== Records drawn from a dataset ==

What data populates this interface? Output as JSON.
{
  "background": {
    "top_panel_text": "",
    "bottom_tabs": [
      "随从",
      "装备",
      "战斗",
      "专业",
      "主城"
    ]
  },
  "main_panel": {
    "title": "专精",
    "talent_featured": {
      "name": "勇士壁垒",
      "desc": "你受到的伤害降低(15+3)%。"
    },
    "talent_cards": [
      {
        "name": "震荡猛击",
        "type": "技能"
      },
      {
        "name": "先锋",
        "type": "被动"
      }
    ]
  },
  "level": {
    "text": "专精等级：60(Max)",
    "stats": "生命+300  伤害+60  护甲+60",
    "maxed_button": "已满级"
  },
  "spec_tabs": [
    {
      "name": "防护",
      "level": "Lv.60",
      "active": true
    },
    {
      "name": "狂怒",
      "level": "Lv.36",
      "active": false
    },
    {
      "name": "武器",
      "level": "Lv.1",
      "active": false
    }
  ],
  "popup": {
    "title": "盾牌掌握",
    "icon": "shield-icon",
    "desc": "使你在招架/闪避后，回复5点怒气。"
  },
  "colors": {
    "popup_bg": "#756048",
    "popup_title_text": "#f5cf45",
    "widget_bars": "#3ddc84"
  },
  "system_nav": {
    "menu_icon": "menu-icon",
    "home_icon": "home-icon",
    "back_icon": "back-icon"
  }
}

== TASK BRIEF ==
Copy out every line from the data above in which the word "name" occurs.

== EXERCISE ANSWER ==
      "name": "勇士壁垒",
        "name": "震荡猛击",
        "name": "先锋",
      "name": "防护",
      "name": "狂怒",
      "name": "武器",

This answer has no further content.